Exercise instructions:
Give back the data exactly, with no images.

The input:
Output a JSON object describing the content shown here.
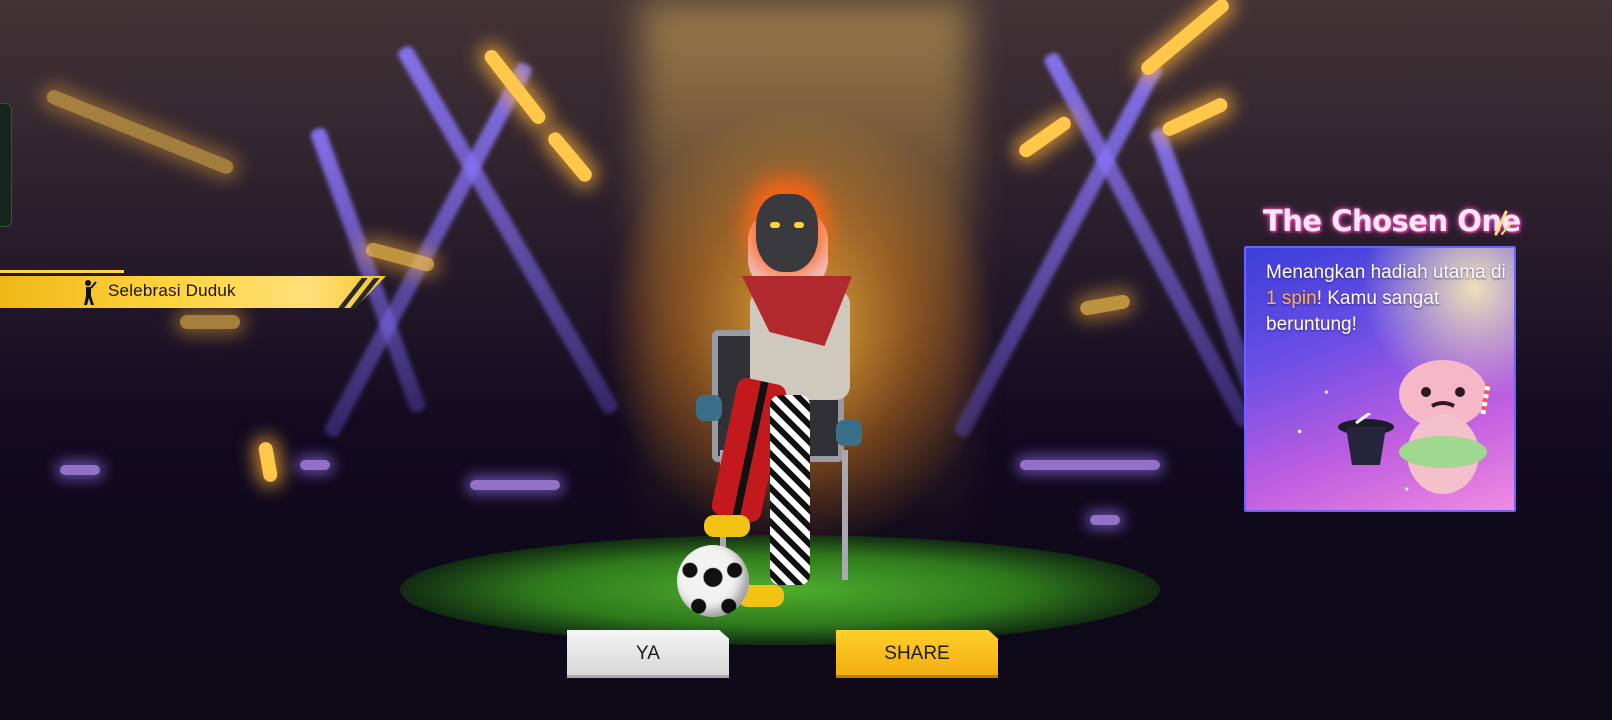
{
  "emote_banner": {
    "label": "Selebrasi Duduk",
    "icon": "sitting-figure-icon"
  },
  "reward": {
    "title": "The Chosen One",
    "message_part1": "Menangkan hadiah utama di ",
    "highlight": "1 spin",
    "message_part2": "! Kamu sangat beruntung!",
    "highlight_color": "#ffb347"
  },
  "buttons": {
    "ya_label": "YA",
    "share_label": "SHARE"
  },
  "colors": {
    "banner_yellow": "#ffd440",
    "share_yellow": "#f7b81a",
    "card_purple": "#6b4ee6"
  }
}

Response to the task:
Output a JSON object describing the content shown here.
{
  "emote_banner": {
    "label": "Selebrasi Duduk",
    "icon": "sitting-figure-icon"
  },
  "reward": {
    "title": "The Chosen One",
    "message_part1": "Menangkan hadiah utama di ",
    "highlight": "1 spin",
    "message_part2": "! Kamu sangat beruntung!",
    "highlight_color": "#ffb347"
  },
  "buttons": {
    "ya_label": "YA",
    "share_label": "SHARE"
  },
  "colors": {
    "banner_yellow": "#ffd440",
    "share_yellow": "#f7b81a",
    "card_purple": "#6b4ee6"
  }
}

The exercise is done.